  18. Emerging Fundamental Issues of Teacher Education in Tanzania: A

    International Review of Education, 53(5-6), 687-699. Soko, M. (2012). Trends in teacher education in Tanzania: The role of donor-funded initiatives in teacher education. Paper presented at the The 5th QEC Blue Pearl Hotel Ubungo Plaza, Dar es Salaam. Sumra, S., & Rajani, R. (2006, September). Secondary education in Tanzania: Key policy ...

  19. Education

    UNICEF aims to ensure that all children and adolescents, especially the most vulnerable, have access to quality education in safe environments. The focus is on reaching children in and out of school, with particular attention to adolescent girls.
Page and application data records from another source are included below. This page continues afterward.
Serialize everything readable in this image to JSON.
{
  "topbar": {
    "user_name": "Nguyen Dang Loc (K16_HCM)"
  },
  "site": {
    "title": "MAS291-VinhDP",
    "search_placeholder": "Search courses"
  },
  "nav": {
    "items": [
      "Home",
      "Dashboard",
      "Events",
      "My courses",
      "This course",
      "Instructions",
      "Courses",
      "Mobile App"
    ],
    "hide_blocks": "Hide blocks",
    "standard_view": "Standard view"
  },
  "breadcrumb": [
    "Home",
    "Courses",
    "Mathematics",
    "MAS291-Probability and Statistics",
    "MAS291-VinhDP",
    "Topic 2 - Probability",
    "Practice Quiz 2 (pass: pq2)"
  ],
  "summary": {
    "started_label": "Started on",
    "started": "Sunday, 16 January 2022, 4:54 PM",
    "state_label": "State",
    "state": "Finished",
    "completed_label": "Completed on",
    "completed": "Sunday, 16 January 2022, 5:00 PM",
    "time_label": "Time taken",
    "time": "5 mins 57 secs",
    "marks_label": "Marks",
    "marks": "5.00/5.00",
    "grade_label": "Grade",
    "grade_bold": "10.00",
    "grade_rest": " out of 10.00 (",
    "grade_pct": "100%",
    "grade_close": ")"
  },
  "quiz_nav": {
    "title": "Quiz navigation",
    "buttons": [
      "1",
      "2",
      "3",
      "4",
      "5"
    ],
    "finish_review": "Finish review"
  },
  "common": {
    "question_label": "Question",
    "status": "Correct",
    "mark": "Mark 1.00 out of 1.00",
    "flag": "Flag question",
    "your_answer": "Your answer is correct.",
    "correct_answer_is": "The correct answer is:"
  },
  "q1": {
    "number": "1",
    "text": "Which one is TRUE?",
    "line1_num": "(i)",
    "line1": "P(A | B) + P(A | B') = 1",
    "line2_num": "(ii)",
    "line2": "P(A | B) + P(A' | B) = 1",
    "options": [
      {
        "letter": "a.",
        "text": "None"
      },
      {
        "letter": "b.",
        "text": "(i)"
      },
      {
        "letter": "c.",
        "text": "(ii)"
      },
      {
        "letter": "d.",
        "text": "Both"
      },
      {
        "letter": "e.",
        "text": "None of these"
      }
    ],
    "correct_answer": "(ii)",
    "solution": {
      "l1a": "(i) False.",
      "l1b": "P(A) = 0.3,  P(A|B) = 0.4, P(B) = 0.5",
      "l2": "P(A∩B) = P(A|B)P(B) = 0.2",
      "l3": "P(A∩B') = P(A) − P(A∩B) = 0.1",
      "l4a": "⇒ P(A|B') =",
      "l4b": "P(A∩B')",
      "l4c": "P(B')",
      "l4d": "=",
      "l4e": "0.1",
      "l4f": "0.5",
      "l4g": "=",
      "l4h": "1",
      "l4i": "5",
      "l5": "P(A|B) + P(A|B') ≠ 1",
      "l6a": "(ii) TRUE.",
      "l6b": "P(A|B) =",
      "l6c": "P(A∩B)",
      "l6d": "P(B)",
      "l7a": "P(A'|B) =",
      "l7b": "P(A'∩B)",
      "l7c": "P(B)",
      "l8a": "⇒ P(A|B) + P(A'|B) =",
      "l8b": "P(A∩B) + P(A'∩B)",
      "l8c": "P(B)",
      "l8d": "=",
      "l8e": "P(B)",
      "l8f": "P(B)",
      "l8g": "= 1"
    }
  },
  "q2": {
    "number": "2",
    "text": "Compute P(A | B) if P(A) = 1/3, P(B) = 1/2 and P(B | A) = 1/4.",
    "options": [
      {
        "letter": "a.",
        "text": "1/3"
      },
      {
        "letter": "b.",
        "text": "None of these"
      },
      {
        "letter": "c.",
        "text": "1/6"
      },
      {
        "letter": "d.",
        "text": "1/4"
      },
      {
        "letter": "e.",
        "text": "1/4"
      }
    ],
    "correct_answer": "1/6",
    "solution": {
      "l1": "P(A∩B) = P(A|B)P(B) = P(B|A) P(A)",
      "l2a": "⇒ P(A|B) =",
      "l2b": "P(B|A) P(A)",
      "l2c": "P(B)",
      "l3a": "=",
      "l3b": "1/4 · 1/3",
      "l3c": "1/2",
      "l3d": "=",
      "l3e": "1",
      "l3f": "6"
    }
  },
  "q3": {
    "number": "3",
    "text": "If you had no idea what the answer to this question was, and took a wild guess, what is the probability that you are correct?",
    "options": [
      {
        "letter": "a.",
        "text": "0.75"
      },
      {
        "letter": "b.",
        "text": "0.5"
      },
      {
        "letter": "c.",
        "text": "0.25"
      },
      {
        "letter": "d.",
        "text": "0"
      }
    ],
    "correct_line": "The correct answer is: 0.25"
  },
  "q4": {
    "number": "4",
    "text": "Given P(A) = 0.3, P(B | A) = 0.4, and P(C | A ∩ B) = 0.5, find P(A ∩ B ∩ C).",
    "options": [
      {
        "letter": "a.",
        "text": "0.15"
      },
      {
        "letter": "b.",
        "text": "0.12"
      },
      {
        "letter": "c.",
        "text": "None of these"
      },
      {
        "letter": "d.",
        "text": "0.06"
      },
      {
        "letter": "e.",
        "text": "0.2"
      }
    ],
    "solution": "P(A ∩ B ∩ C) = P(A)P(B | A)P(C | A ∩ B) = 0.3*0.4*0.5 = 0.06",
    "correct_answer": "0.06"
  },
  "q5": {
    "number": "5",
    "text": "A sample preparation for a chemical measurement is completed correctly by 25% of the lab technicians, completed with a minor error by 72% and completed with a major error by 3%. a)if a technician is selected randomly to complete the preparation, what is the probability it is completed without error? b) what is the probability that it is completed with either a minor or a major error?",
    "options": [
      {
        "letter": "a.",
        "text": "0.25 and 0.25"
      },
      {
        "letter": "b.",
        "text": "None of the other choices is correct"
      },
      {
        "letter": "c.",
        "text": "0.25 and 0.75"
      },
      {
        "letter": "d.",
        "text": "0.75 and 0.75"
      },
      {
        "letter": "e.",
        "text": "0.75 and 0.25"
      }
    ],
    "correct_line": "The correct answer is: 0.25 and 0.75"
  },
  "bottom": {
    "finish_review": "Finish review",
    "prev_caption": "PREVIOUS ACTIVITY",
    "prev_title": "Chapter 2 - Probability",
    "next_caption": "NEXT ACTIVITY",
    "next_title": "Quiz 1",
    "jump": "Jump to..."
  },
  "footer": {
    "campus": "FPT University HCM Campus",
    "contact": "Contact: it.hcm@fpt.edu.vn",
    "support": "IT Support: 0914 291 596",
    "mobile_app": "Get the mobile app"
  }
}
UNICEF advocates for increased funding and resources for education and support the use of data for ...

  20. PDF The Living and Working Conditions of Teachers in Tanzania

    shaping what Tanzania will become, much more than we who pass laws, make rules,and make speeches! (Nyerere:1972 ) 1.0.Introduction In Tanzania,as in many other countries in Africa,improving the quality of education is considered a fundamental goal towards universal primary education. Although policy makers realise the

  21. Research and reports

    UNICEF and the Ministry of Finance and Planning of the United Republic of Tanzania have been jointly analyzing public expenditure on children since 2016. The 2018 edition of budget briefs is the second in the series. These briefs focus on analyzing and monitoring budget allocations in key social sectors like health, education, WASH and HIV/AIDS ...

  22. Publications

    Research and reports on children and adolescents in Tanzania. Skip to main content United Republic of Tanzania. Toggle navigation ... Education (Mainland) (PDF, 1 MB) Health (Mainland) (PDF, 3 MB) ... Research report about MHH among school girls in Tanzania See the full report. Files available for download (4)

  23. Menstrual Health and Hygiene among school girls in Tanzania

    Highlights This report presents the findings of the 2021 Menstrual Health and Hygiene (MHH) study among schoolgirls in Tanzania. The research was implemented through a multi-sectoral collaboration of the National Institute for Medical Research (NIMR), Public Health Laboratory Ivo de Carneri (PHL-IdC) Zanzibar, and the President's Office - Regional Administration and Local Government (PO-RALG).